Activity ▸ Spot each line in the data below containing "document" and copy it.

[Records contained in a dataset]
======

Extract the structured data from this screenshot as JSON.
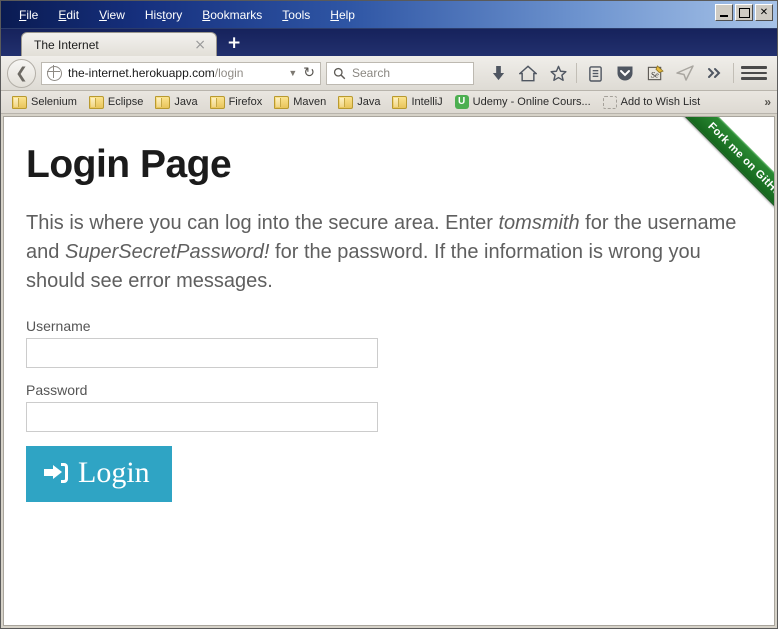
{
  "window": {
    "controls": [
      {
        "name": "minimize",
        "glyph": "_"
      },
      {
        "name": "maximize",
        "glyph": "□"
      },
      {
        "name": "close",
        "glyph": "×"
      }
    ]
  },
  "menubar": {
    "items": [
      {
        "label": "File",
        "accel": "F"
      },
      {
        "label": "Edit",
        "accel": "E"
      },
      {
        "label": "View",
        "accel": "V"
      },
      {
        "label": "History",
        "accel": "t"
      },
      {
        "label": "Bookmarks",
        "accel": "B"
      },
      {
        "label": "Tools",
        "accel": "T"
      },
      {
        "label": "Help",
        "accel": "H"
      }
    ]
  },
  "tabs": {
    "active_title": "The Internet",
    "close_glyph": "×",
    "new_tab_glyph": "＋"
  },
  "navbar": {
    "back_glyph": "←",
    "url_host": "the-internet.herokuapp.com",
    "url_path": "/login",
    "url_dropdown_glyph": "▼",
    "reload_glyph": "⟳",
    "search_placeholder": "Search",
    "search_icon_glyph": "⚲",
    "icons": [
      {
        "name": "downloads-icon",
        "glyph": "⬇"
      },
      {
        "name": "home-icon",
        "glyph": "⌂"
      },
      {
        "name": "bookmark-star-icon",
        "glyph": "☆"
      },
      {
        "name": "reading-list-icon",
        "glyph": "Ὄb"
      },
      {
        "name": "pocket-shield-icon",
        "glyph": "▽"
      },
      {
        "name": "selenium-ide-icon",
        "glyph": "Se"
      },
      {
        "name": "send-tab-icon",
        "glyph": "➤"
      },
      {
        "name": "overflow-chevrons-icon",
        "glyph": "»"
      }
    ]
  },
  "bookmarks": {
    "items": [
      {
        "label": "Selenium",
        "icon": "folder"
      },
      {
        "label": "Eclipse",
        "icon": "folder"
      },
      {
        "label": "Java",
        "icon": "folder"
      },
      {
        "label": "Firefox",
        "icon": "folder"
      },
      {
        "label": "Maven",
        "icon": "folder"
      },
      {
        "label": "Java",
        "icon": "folder"
      },
      {
        "label": "IntelliJ",
        "icon": "folder"
      },
      {
        "label": "Udemy - Online Cours...",
        "icon": "udemy"
      },
      {
        "label": "Add to Wish List",
        "icon": "dashed"
      }
    ],
    "overflow_glyph": "»"
  },
  "page": {
    "ribbon_text": "Fork me on GitHub",
    "title": "Login Page",
    "intro": {
      "part1": "This is where you can log into the secure area. Enter ",
      "username_em": "tomsmith",
      "part2": " for the username and ",
      "password_em": "SuperSecretPassword!",
      "part3": " for the password. If the information is wrong you should see error messages."
    },
    "form": {
      "username_label": "Username",
      "username_value": "",
      "username_placeholder": "",
      "password_label": "Password",
      "password_value": "",
      "password_placeholder": "",
      "submit_label": "Login"
    }
  },
  "colors": {
    "accent_button": "#2fa4c4",
    "ribbon_green": "#1a7521",
    "titlebar_navy": "#16307e",
    "udemy_green": "#4caf50"
  }
}
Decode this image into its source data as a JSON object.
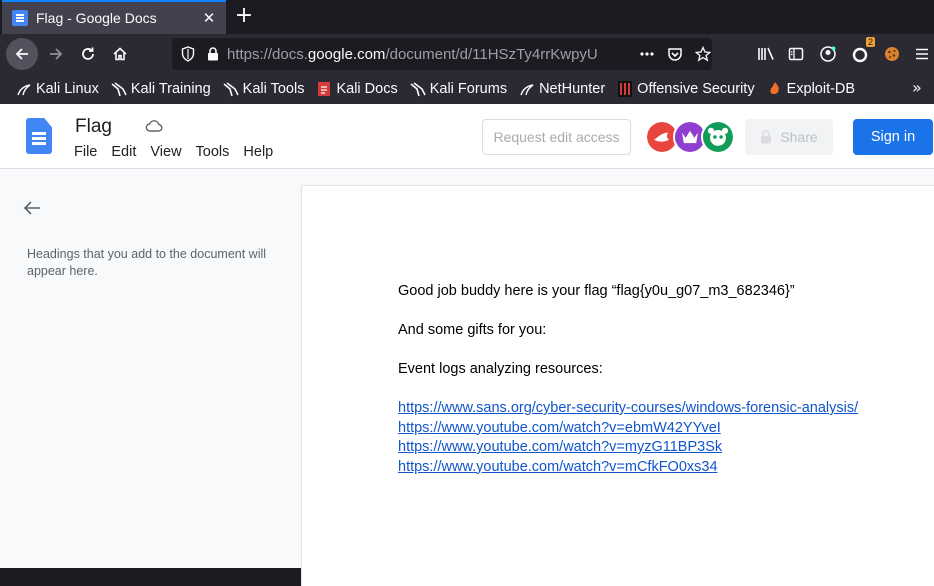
{
  "browser": {
    "tab": {
      "title": "Flag - Google Docs",
      "close_glyph": "✕"
    },
    "newtab_glyph": "+",
    "url": {
      "host_prefix": "https://docs.",
      "host": "google.com",
      "path": "/document/d/11HSzTy4rrKwpyU"
    },
    "extension_badge": "2",
    "bookmarks": [
      {
        "label": "Kali Linux",
        "icon": "kali-dragon-icon"
      },
      {
        "label": "Kali Training",
        "icon": "kali-dragon-icon"
      },
      {
        "label": "Kali Tools",
        "icon": "kali-dragon-icon"
      },
      {
        "label": "Kali Docs",
        "icon": "kali-docs-icon"
      },
      {
        "label": "Kali Forums",
        "icon": "kali-dragon-icon"
      },
      {
        "label": "NetHunter",
        "icon": "nethunter-icon"
      },
      {
        "label": "Offensive Security",
        "icon": "offsec-icon"
      },
      {
        "label": "Exploit-DB",
        "icon": "exploitdb-icon"
      }
    ],
    "bookmarks_more": "»"
  },
  "docs": {
    "title": "Flag",
    "menu": [
      "File",
      "Edit",
      "View",
      "Tools",
      "Help"
    ],
    "request_edit": "Request edit access",
    "share": "Share",
    "sign_in": "Sign in",
    "outline_hint": "Headings that you add to the document will appear here."
  },
  "document": {
    "line1": "Good job buddy here is your flag “flag{y0u_g07_m3_682346}”",
    "line2": "And some gifts for you:",
    "line3": "Event logs analyzing resources:",
    "links": [
      "https://www.sans.org/cyber-security-courses/windows-forensic-analysis/",
      "https://www.youtube.com/watch?v=ebmW42YYveI",
      "https://www.youtube.com/watch?v=myzG11BP3Sk",
      "https://www.youtube.com/watch?v=mCfkFO0xs34"
    ]
  },
  "colors": {
    "browser_chrome": "#2b2a33",
    "tab_active": "#42414d",
    "docs_blue": "#4285f4",
    "signin_blue": "#1a73e8",
    "link": "#1155cc"
  }
}
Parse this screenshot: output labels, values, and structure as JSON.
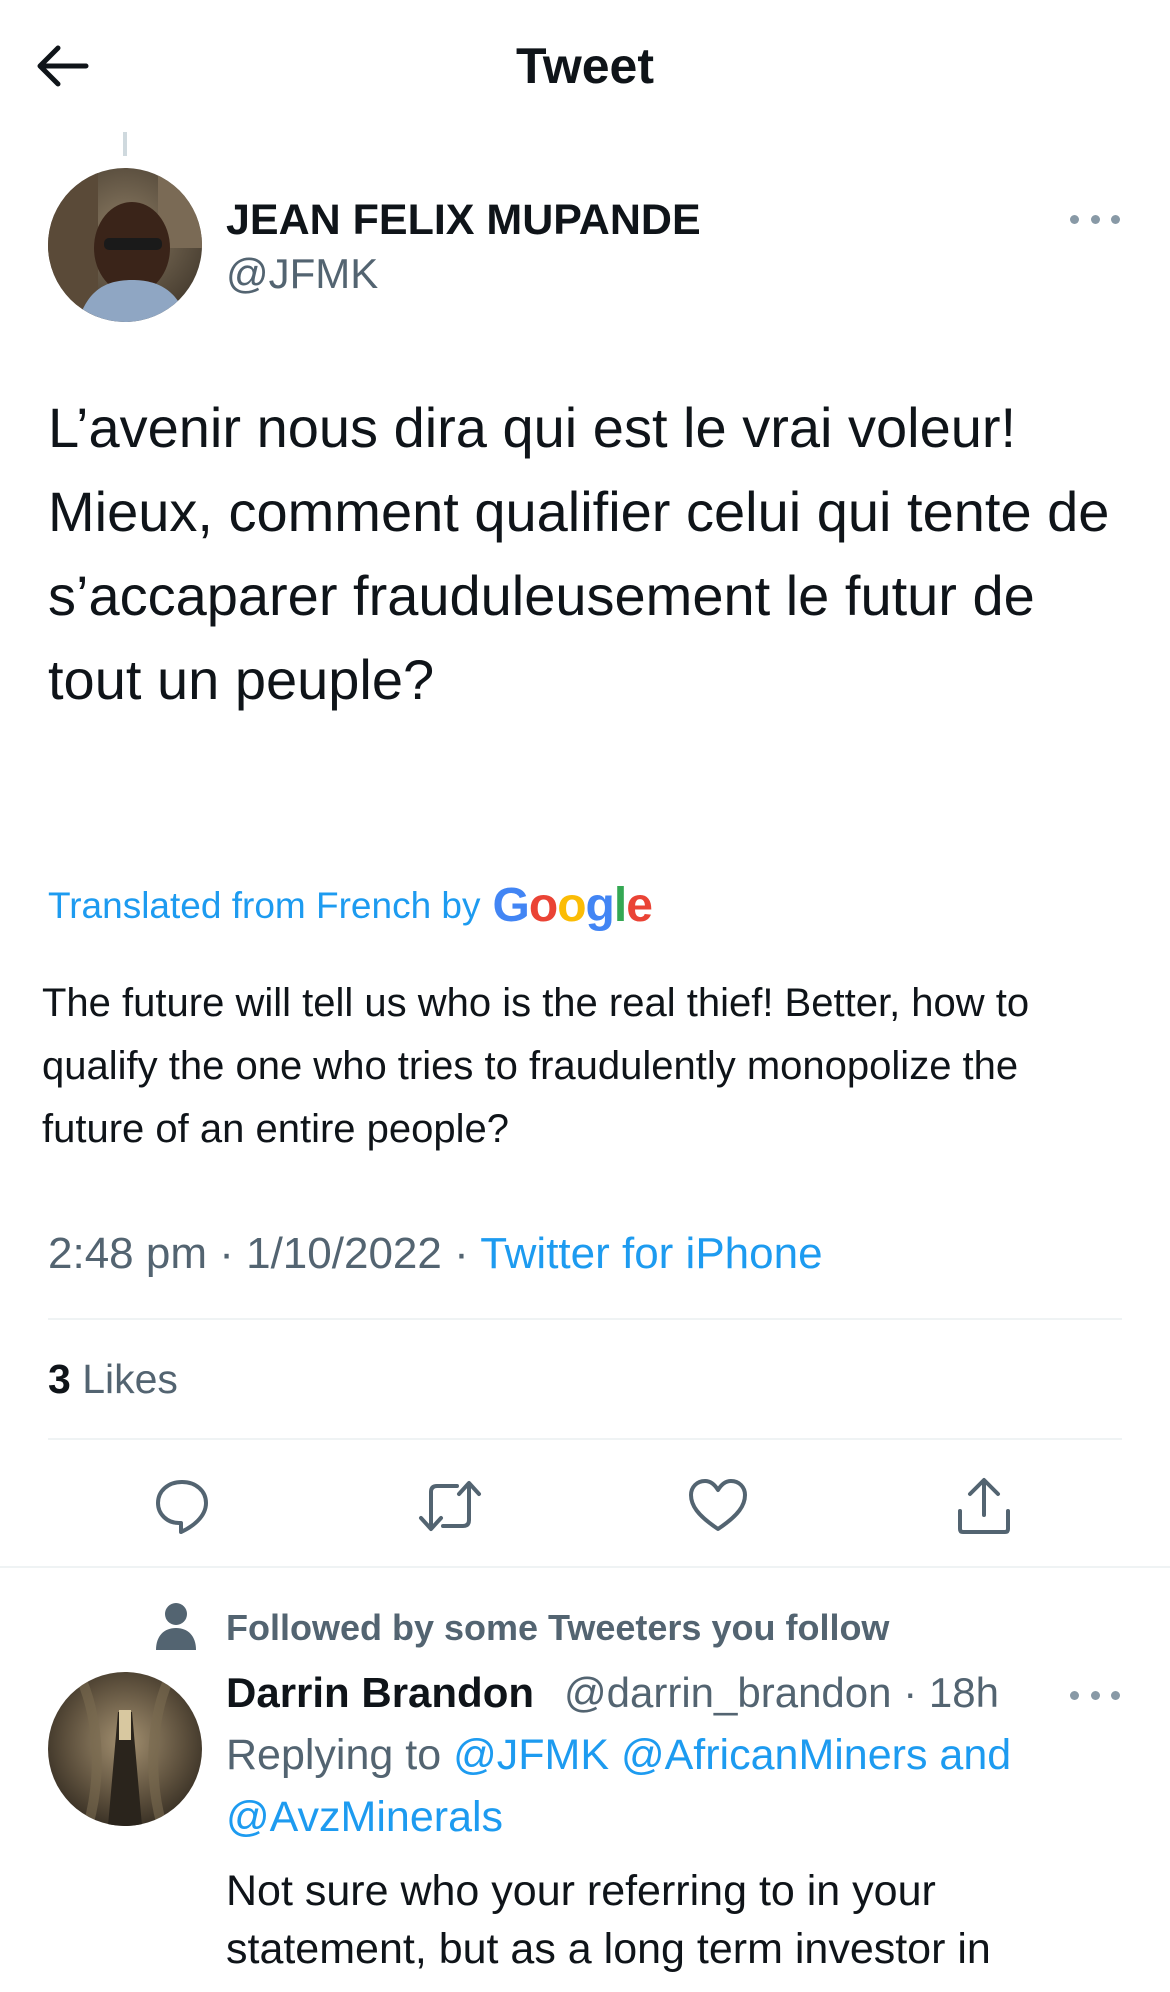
{
  "header": {
    "title": "Tweet",
    "back_icon": "arrow-left-icon"
  },
  "tweet": {
    "author_name": "JEAN FELIX MUPANDE",
    "author_handle": "@JFMK",
    "text": "L’avenir nous dira qui est le vrai voleur! Mieux, comment qualifier celui qui tente de s’accaparer frauduleusement le futur de tout un peuple?",
    "translated_label": "Translated from French by",
    "translation_provider": "Google",
    "translation": "The future will tell us who is the real thief! Better, how to qualify the one who tries to fraudulently monopolize the future of an entire people?",
    "time": "2:48 pm",
    "date": "1/10/2022",
    "source": "Twitter for iPhone",
    "separator": "·",
    "likes_count": "3",
    "likes_label": "Likes"
  },
  "actions": [
    {
      "name": "reply",
      "icon": "comment-icon"
    },
    {
      "name": "retweet",
      "icon": "retweet-icon"
    },
    {
      "name": "like",
      "icon": "heart-icon"
    },
    {
      "name": "share",
      "icon": "share-icon"
    }
  ],
  "reply": {
    "context": "Followed by some Tweeters you follow",
    "author_name": "Darrin Brandon",
    "author_handle": "@darrin_brandon",
    "time": "18h",
    "replying_label": "Replying to",
    "mentions": "@JFMK @AfricanMiners and @AvzMinerals",
    "text": "Not sure who your referring to in your statement, but as a long term investor in"
  },
  "colors": {
    "link": "#1d9bf0",
    "secondary": "#536471",
    "text": "#0f1419",
    "divider": "#eff3f4"
  }
}
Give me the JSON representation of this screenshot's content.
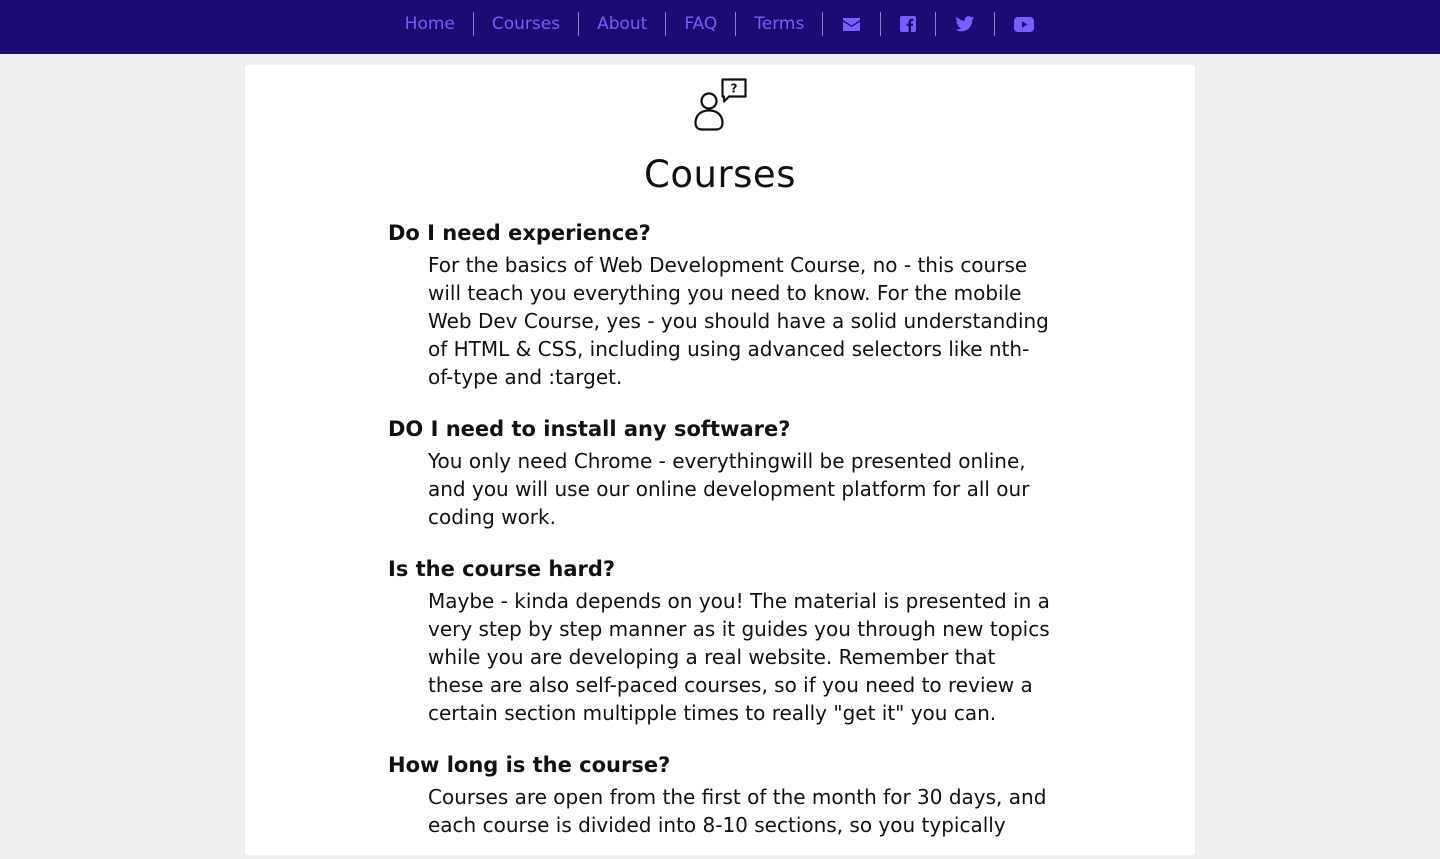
{
  "nav": {
    "items": [
      "Home",
      "Courses",
      "About",
      "FAQ",
      "Terms"
    ],
    "icons": [
      "envelope-icon",
      "facebook-icon",
      "twitter-icon",
      "youtube-icon"
    ]
  },
  "page": {
    "title": "Courses",
    "header_icon": "person-question-bubble-icon"
  },
  "faq": [
    {
      "q": "Do I need experience?",
      "a": "For the basics of Web Development Course, no - this course will teach you everything you need to know. For the mobile Web Dev Course, yes - you should have a solid understanding of HTML & CSS, including using advanced selectors like nth-of-type and :target."
    },
    {
      "q": "DO I need to install any software?",
      "a": "You only need Chrome - everythingwill be presented online, and you will use our online development platform for all our coding work."
    },
    {
      "q": "Is the course hard?",
      "a": "Maybe - kinda depends on you! The material is presented in a very step by step manner as it guides you through new topics while you are developing a real website. Remember that these are also self-paced courses, so if you need to review a certain section multipple times to really \"get it\" you can."
    },
    {
      "q": "How long is the course?",
      "a": "Courses are open from the first of the month for 30 days, and each course is divided into 8-10 sections, so you typically"
    }
  ],
  "colors": {
    "nav_bg": "#1b0b72",
    "nav_link": "#7a5cff",
    "page_bg": "#efefef",
    "card_bg": "#ffffff"
  }
}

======

Task result ▸
      "path": "/document/d/11HSzTy4rrKwpyU"
    "outline_hint": "Headings that you add to the document will appear here."
  "document": {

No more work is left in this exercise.